MATERIALS PROVIDED:
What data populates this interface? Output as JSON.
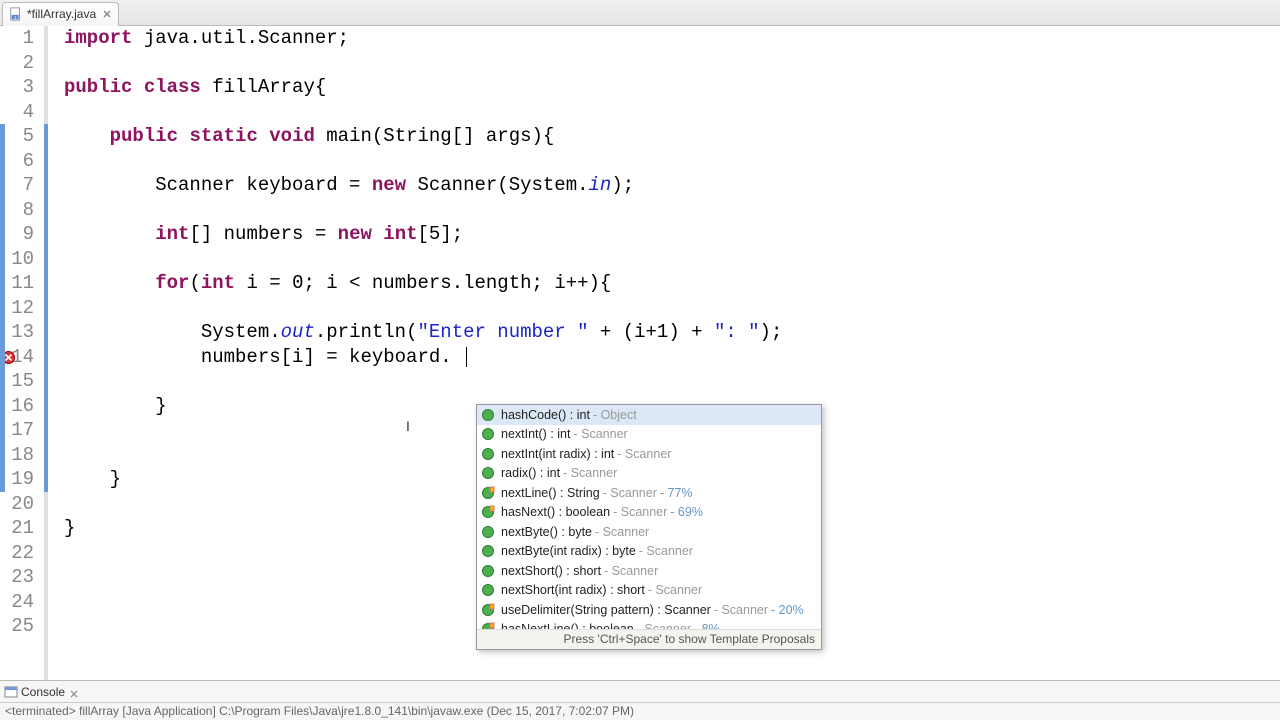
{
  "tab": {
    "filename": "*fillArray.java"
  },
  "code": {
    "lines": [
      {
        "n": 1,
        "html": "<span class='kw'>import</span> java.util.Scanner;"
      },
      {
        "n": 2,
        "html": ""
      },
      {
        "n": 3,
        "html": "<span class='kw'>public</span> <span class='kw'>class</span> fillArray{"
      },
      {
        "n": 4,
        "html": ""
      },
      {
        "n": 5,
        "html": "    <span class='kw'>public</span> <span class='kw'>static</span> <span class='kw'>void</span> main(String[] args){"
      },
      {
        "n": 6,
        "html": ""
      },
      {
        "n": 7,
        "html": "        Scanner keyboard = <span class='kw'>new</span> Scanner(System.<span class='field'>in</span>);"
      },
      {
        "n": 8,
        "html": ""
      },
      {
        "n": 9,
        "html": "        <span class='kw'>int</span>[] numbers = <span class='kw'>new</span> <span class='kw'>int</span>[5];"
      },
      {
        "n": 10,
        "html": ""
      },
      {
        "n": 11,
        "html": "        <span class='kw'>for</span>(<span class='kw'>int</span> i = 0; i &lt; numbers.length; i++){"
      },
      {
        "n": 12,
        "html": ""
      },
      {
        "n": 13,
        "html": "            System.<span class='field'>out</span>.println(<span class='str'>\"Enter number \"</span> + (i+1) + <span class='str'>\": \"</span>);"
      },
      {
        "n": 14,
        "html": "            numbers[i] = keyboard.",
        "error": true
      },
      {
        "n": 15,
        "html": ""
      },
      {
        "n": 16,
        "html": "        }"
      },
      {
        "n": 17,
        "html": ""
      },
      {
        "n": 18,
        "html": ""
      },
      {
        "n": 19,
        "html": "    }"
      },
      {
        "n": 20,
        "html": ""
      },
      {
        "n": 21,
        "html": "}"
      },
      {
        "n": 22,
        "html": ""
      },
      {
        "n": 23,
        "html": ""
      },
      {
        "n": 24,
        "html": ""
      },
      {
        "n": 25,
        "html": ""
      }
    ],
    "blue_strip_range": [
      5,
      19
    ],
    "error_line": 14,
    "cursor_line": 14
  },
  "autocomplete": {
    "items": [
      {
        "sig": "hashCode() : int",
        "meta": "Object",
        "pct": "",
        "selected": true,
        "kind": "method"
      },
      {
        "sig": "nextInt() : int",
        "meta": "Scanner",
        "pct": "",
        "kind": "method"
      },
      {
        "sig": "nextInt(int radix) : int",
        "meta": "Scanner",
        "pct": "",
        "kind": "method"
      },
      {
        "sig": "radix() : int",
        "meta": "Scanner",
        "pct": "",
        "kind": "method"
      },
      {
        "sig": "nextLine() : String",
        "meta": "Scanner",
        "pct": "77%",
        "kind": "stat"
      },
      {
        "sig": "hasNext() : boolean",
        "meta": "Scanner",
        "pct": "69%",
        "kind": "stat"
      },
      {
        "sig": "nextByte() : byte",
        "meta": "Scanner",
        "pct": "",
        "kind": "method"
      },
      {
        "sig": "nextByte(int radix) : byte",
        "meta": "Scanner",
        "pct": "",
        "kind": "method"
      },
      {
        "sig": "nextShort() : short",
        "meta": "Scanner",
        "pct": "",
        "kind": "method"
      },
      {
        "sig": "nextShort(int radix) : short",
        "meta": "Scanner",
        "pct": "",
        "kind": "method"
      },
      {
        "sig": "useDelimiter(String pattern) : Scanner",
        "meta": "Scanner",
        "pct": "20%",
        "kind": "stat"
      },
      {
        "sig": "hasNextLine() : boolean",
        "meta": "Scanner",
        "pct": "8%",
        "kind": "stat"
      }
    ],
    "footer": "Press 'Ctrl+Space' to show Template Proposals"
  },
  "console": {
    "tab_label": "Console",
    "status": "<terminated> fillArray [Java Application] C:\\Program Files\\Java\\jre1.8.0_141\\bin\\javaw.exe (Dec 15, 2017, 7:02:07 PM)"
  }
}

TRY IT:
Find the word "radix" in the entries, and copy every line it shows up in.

SOLUTION:
        "sig": "nextInt(int radix) : int",
        "sig": "radix() : int",
        "sig": "nextByte(int radix) : byte",
        "sig": "nextShort(int radix) : short",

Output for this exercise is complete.